“We’re trying to reimagine what manufacturing in an urban setting looks like. It gives Baltimore another beacon of visibility,” says Max Lents, co-founder and CEO of the Baltimore Spirit Company, the oldest rye whiskey distillery in the city. “It will have that effect like pouring water on a flat surface. It all spreads out and just does a lot of good in a lot of ways.”
It’s an optimistic sentiment echoed by other Union Collective members.
“I think the collective attitude about the space just shines in every single way and is really exciting,” said Liz Bower, co-owner of Well Crafted Kitchen, a pizza purveyor known for its 1949 Dodge food truck. The business has already doubled its staff in preparation to make the leap to a brick and mortar location and serve as the food provider within Union’s taproom. “To know this warehouse is being repurposed to bring people together, allow businesses to flourish and give jobs to people in the community, there’s a lot of energy surrounding the project.”
“Union Collective would not exist without Neighborhood BusinessWorks and the additional assistance we received through the state,” says Benesch. “It was a bit of a revelation for us to learn that state programs can help get a vision like this off the ground.
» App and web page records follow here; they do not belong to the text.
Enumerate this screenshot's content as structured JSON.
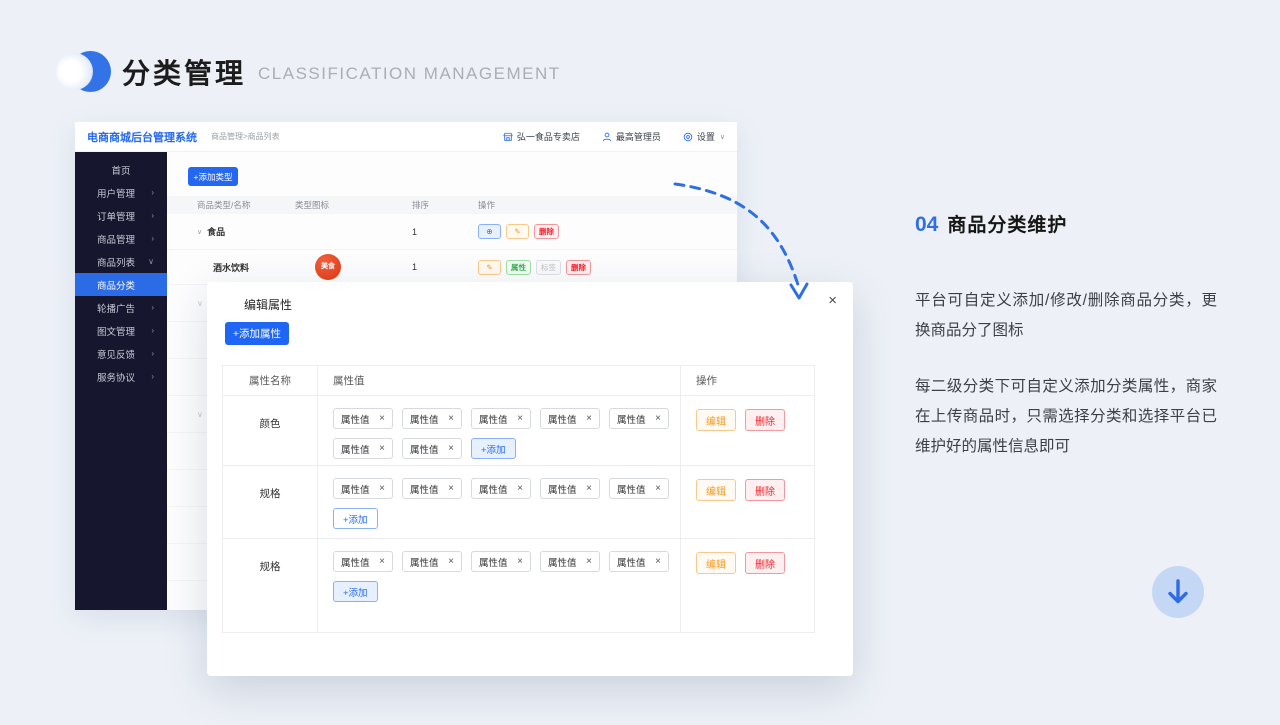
{
  "header": {
    "title_cn": "分类管理",
    "title_en": "CLASSIFICATION MANAGEMENT"
  },
  "admin": {
    "brand": "电商商城后台管理系统",
    "breadcrumb": "商品管理>商品列表",
    "topbar": {
      "store": "弘一食品专卖店",
      "user": "最高管理员",
      "settings": "设置",
      "settings_caret": "∨"
    },
    "sidebar": {
      "items": [
        {
          "label": "首页",
          "arrow": "",
          "active": false
        },
        {
          "label": "用户管理",
          "arrow": "›",
          "active": false
        },
        {
          "label": "订单管理",
          "arrow": "›",
          "active": false
        },
        {
          "label": "商品管理",
          "arrow": "›",
          "active": false
        },
        {
          "label": "商品列表",
          "arrow": "∨",
          "active": false
        },
        {
          "label": "商品分类",
          "arrow": "",
          "active": true
        },
        {
          "label": "轮播广告",
          "arrow": "›",
          "active": false
        },
        {
          "label": "图文管理",
          "arrow": "›",
          "active": false
        },
        {
          "label": "意见反馈",
          "arrow": "›",
          "active": false
        },
        {
          "label": "服务协议",
          "arrow": "›",
          "active": false
        }
      ]
    },
    "content": {
      "add_type_button": "+添加类型",
      "table": {
        "headers": [
          "商品类型/名称",
          "类型图标",
          "排序",
          "操作"
        ],
        "rows": [
          {
            "expand": "∨",
            "name": "食品",
            "icon": "",
            "sort": "1",
            "actions": [
              {
                "label": "⊕",
                "type": "blue"
              },
              {
                "label": "✎",
                "type": "orange"
              },
              {
                "label": "删除",
                "type": "red"
              }
            ]
          },
          {
            "expand": "",
            "name": "酒水饮料",
            "icon": "美食",
            "sort": "1",
            "actions": [
              {
                "label": "✎",
                "type": "orange"
              },
              {
                "label": "属性",
                "type": "green"
              },
              {
                "label": "标签",
                "type": "gray"
              },
              {
                "label": "删除",
                "type": "red"
              }
            ]
          }
        ],
        "hidden_rows": [
          {
            "chev": "∨"
          },
          {
            "chev": ""
          },
          {
            "chev": ""
          },
          {
            "chev": "∨"
          },
          {
            "chev": ""
          },
          {
            "chev": ""
          },
          {
            "chev": ""
          },
          {
            "chev": ""
          }
        ]
      }
    }
  },
  "modal": {
    "title": "编辑属性",
    "close_icon": "×",
    "add_attr_button": "+添加属性",
    "table": {
      "headers": [
        "属性名称",
        "属性值",
        "操作"
      ],
      "tag_label": "属性值",
      "tag_remove_icon": "×",
      "add_tag_label": "+添加",
      "action_edit": "编辑",
      "action_delete": "删除",
      "rows": [
        {
          "name": "颜色",
          "tag_count": 7,
          "add_style": "fill",
          "height": "h1"
        },
        {
          "name": "规格",
          "tag_count": 5,
          "add_style": "outline",
          "height": "h2"
        },
        {
          "name": "规格",
          "tag_count": 5,
          "add_style": "fill",
          "height": "h3"
        }
      ]
    }
  },
  "aside": {
    "number": "04",
    "heading": "商品分类维护",
    "paragraph1": "平台可自定义添加/修改/删除商品分类，更换商品分了图标",
    "paragraph2": "每二级分类下可自定义添加分类属性，商家在上传商品时，只需选择分类和选择平台已维护好的属性信息即可"
  },
  "colors": {
    "accent": "#2468f2",
    "sidebar_bg": "#16162f",
    "sidebar_active": "#2b6ce6",
    "danger": "#f5222d",
    "warning": "#f59a23",
    "success": "#3eb354",
    "arrow_blue": "#2f6fe4"
  }
}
The team at the department helped us navigate the entire process, and they showed that the State of Maryland is really interested in and engaged with our community. I definitely encourage other business owners to explore the program.”
During Governor Larry Hogan’s first term, Neighborhood BusinessWorks has provided more than $45 million for 129 projects statewide, including more than $34 million and 76 projects in Baltimore. The department is aggressively working to expand its small business lending and Maneval believes the new loan guarantee mechanism developed to secure investment for Union Collective will become a powerful new financing tool to support revitalization and redevelopment throughout Maryland.
“We will certainly continue to explore creative solutions like this loan guarantee,” he says. “We figure out how to get deals done and turn great ideas like Union Collective into brick and mortar realities.”
For more information about Neighborhood BusinessWorks and other small business assistance, visit: http://dhcd.maryland.gov/Business/.
Get to know Union Collective
Union Collective is a community-minded group of businesses redeveloping an industrial warehouse to create a dynamic new manufacturing hub and tourist destination in Baltimore. Who are they?
Union Craft Brewing: Expanding into a new and larger space, Union’s production brewery and gigantic taproom will serve as an anchor for the new collective space.
Baltimore Spirits Company: Concocting new and expressive spirits with traditional old world distilling methods including their flagship whiskey, Baltimore Epoch Rye.
The Charmery: Creators and manufacturers of super-premium ice cream featuring unique flavors and locally-sourced ingredients.
Earth Treks: An indoor rock climbing and fitness center for exercise and entertainment.
Huckle’s Gourmet Foods: Crafters of all-natural gourmet hot sauces, condiments and other wonderful foods.
Vent Coffee: Artful and passionate roasters that support socially-conscious coffee growing and importation.
Well Crafted Kitchen: Promoting community and connection by serving locally inspired, wood-fired pizza in the taproom.
This article is featured in the 2018 edition of The Daily Record’s Expanding Opportunites Resource Guide for Small, Minority and Women Businesses. Published in conjunction with the Governor’s Office of Small, Minority & Women Business Affairs, Expanding Opportunities explores diversity, entrepreneurship and innovation in Maryland’s small business community. Read more from Expanding Opportunities on this website or read the digital edition.